Scan the entries for "headline". Every line that holds it is to be copied.

═════ TASK INPUTS

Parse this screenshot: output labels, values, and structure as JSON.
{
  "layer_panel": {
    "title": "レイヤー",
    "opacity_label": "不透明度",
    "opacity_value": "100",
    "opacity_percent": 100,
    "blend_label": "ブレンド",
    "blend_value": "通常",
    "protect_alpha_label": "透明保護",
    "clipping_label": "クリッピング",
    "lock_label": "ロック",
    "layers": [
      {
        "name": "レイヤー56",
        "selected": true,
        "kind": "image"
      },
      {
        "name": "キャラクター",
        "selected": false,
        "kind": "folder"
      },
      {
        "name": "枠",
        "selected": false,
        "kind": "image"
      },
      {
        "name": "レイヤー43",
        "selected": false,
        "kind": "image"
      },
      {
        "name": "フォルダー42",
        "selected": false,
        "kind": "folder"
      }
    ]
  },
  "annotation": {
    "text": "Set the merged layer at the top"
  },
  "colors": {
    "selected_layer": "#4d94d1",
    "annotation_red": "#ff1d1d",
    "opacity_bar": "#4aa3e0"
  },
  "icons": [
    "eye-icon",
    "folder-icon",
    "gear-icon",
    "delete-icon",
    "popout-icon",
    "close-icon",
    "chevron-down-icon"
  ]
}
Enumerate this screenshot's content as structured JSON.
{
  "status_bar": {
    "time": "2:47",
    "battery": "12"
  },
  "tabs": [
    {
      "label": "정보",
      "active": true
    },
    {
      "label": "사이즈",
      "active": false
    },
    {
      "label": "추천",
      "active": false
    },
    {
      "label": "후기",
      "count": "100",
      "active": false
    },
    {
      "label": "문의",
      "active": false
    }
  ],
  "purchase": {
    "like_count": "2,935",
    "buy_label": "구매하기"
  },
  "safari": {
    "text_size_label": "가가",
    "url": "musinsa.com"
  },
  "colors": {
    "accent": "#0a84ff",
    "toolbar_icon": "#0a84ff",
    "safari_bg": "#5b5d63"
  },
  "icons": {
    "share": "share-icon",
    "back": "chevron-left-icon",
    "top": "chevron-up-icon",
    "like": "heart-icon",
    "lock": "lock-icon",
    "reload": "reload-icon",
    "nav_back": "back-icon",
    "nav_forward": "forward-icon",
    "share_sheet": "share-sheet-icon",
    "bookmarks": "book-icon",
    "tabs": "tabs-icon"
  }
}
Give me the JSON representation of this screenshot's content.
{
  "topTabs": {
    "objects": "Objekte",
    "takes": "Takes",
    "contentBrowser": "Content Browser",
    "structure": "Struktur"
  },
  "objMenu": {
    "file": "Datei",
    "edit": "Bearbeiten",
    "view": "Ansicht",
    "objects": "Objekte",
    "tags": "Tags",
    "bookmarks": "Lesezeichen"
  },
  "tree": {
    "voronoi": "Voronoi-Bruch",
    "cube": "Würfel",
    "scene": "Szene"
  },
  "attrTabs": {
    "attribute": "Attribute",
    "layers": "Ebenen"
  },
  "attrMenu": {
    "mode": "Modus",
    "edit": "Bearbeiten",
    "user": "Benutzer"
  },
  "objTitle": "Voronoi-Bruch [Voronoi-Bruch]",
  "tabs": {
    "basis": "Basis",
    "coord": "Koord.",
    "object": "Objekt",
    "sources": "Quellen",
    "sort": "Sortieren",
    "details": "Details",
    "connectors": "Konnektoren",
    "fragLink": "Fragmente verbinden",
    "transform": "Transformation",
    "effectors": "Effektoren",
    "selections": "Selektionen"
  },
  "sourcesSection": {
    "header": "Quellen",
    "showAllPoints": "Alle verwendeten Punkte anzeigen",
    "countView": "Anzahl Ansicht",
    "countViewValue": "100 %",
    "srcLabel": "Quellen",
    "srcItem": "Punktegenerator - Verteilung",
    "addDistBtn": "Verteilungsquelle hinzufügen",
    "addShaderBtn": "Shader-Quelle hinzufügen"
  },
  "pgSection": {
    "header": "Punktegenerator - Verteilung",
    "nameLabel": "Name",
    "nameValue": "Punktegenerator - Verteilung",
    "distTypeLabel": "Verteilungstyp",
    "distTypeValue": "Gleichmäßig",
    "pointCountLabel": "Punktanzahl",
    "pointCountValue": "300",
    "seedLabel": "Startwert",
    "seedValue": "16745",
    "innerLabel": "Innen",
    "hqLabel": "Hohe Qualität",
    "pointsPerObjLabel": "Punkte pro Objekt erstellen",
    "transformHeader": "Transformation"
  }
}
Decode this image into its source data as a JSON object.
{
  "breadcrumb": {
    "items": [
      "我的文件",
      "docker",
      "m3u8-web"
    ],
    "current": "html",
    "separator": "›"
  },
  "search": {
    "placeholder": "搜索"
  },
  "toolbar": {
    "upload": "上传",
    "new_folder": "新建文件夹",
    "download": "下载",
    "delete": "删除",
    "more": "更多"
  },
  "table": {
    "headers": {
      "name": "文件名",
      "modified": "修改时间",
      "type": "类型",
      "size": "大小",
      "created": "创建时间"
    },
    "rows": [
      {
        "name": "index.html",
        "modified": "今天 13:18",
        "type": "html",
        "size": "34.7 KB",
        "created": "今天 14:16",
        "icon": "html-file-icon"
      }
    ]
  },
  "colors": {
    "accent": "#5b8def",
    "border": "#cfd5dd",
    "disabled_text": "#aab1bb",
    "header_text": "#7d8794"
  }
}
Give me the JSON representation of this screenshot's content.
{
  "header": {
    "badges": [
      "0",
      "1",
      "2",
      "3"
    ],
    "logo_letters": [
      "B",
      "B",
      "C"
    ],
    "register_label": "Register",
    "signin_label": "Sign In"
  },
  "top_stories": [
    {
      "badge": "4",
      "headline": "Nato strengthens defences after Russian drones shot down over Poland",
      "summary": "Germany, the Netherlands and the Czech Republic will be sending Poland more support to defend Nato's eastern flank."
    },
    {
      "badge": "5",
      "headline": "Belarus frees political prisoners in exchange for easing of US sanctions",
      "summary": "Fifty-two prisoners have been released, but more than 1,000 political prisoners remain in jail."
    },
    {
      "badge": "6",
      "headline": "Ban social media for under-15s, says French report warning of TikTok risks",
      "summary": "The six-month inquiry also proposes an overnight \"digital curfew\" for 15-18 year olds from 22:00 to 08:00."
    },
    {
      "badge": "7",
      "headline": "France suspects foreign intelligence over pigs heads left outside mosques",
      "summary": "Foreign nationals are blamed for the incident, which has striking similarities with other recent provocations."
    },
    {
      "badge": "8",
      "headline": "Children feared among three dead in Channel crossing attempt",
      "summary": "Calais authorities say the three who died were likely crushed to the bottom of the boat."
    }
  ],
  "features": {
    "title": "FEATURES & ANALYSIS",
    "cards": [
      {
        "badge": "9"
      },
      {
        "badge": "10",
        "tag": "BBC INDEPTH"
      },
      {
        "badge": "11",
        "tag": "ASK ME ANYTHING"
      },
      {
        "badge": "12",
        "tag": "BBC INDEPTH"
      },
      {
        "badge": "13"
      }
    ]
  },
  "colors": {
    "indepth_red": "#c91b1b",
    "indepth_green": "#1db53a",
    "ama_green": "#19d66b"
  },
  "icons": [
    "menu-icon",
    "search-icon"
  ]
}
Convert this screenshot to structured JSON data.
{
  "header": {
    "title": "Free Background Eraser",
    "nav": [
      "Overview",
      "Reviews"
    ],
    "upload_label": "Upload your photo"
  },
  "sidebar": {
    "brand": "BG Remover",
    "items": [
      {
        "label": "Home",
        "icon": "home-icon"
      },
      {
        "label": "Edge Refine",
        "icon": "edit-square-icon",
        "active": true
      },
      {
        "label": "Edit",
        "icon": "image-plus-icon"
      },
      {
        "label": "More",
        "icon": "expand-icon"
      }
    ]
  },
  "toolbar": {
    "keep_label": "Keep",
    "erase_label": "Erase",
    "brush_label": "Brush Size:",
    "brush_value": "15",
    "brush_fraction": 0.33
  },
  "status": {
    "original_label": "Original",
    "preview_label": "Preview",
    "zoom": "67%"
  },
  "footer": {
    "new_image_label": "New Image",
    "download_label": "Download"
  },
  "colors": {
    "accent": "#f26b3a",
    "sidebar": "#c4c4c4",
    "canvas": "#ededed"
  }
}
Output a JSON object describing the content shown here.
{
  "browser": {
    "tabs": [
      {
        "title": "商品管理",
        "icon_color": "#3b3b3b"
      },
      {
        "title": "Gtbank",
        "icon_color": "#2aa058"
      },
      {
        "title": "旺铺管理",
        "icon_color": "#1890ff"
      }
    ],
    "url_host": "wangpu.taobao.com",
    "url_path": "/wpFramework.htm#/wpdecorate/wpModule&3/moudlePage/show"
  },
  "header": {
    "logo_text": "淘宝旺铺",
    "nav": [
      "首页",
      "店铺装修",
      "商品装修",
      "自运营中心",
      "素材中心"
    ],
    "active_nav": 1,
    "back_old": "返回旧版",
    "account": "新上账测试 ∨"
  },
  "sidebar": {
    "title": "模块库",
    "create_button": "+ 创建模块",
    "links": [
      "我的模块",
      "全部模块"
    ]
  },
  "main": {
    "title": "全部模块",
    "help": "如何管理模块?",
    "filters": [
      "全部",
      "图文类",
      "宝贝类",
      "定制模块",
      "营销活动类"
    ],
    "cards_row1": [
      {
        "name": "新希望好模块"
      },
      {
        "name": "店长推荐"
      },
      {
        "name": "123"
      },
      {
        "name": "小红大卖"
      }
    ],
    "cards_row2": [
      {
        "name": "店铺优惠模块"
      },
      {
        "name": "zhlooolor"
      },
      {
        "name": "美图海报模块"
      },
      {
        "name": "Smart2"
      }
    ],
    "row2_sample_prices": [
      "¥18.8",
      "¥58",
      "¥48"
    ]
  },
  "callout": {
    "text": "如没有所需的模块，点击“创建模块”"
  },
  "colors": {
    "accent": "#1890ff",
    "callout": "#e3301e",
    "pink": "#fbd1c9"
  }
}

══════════

> PROBLEM SOLUTION:
      "headline": "Nato strengthens defences after Russian drones shot down over Poland",
      "headline": "Belarus frees political prisoners in exchange for easing of US sanctions",
      "headline": "Ban social media for under-15s, says French report warning of TikTok risks",
      "headline": "France suspects foreign intelligence over pigs heads left outside mosques",
      "headline": "Children feared among three dead in Channel crossing attempt",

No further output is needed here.